BEGIN
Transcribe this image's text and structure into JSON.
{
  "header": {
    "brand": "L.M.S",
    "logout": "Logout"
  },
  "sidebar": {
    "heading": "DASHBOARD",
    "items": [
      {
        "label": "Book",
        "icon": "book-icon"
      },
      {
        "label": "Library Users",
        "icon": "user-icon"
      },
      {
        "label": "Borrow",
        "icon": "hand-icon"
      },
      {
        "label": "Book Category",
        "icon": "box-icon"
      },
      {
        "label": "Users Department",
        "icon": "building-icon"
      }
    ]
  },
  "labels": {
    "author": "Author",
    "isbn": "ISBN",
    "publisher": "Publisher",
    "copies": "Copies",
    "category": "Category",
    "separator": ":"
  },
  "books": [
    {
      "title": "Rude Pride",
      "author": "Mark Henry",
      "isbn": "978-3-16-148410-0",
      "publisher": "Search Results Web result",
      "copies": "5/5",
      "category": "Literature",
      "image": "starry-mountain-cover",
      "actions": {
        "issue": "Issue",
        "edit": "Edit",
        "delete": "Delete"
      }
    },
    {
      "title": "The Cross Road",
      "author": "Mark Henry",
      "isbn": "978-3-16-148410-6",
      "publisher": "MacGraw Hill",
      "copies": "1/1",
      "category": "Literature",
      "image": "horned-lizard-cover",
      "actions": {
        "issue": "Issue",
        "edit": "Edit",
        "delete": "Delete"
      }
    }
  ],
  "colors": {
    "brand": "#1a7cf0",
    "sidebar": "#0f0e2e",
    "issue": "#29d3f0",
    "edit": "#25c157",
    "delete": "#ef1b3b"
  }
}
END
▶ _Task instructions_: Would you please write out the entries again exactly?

▶ _Completed exercise_:
Transcribe this image's text and structure into JSON.
{
  "header": {
    "brand": "L.M.S",
    "logout": "Logout"
  },
  "sidebar": {
    "heading": "DASHBOARD",
    "items": [
      {
        "label": "Book",
        "icon": "book-icon"
      },
      {
        "label": "Library Users",
        "icon": "user-icon"
      },
      {
        "label": "Borrow",
        "icon": "hand-icon"
      },
      {
        "label": "Book Category",
        "icon": "box-icon"
      },
      {
        "label": "Users Department",
        "icon": "building-icon"
      }
    ]
  },
  "labels": {
    "author": "Author",
    "isbn": "ISBN",
    "publisher": "Publisher",
    "copies": "Copies",
    "category": "Category",
    "separator": ":"
  },
  "books": [
    {
      "title": "Rude Pride",
      "author": "Mark Henry",
      "isbn": "978-3-16-148410-0",
      "publisher": "Search Results Web result",
      "copies": "5/5",
      "category": "Literature",
      "image": "starry-mountain-cover",
      "actions": {
        "issue": "Issue",
        "edit": "Edit",
        "delete": "Delete"
      }
    },
    {
      "title": "The Cross Road",
      "author": "Mark Henry",
      "isbn": "978-3-16-148410-6",
      "publisher": "MacGraw Hill",
      "copies": "1/1",
      "category": "Literature",
      "image": "horned-lizard-cover",
      "actions": {
        "issue": "Issue",
        "edit": "Edit",
        "delete": "Delete"
      }
    }
  ],
  "colors": {
    "brand": "#1a7cf0",
    "sidebar": "#0f0e2e",
    "issue": "#29d3f0",
    "edit": "#25c157",
    "delete": "#ef1b3b"
  }
}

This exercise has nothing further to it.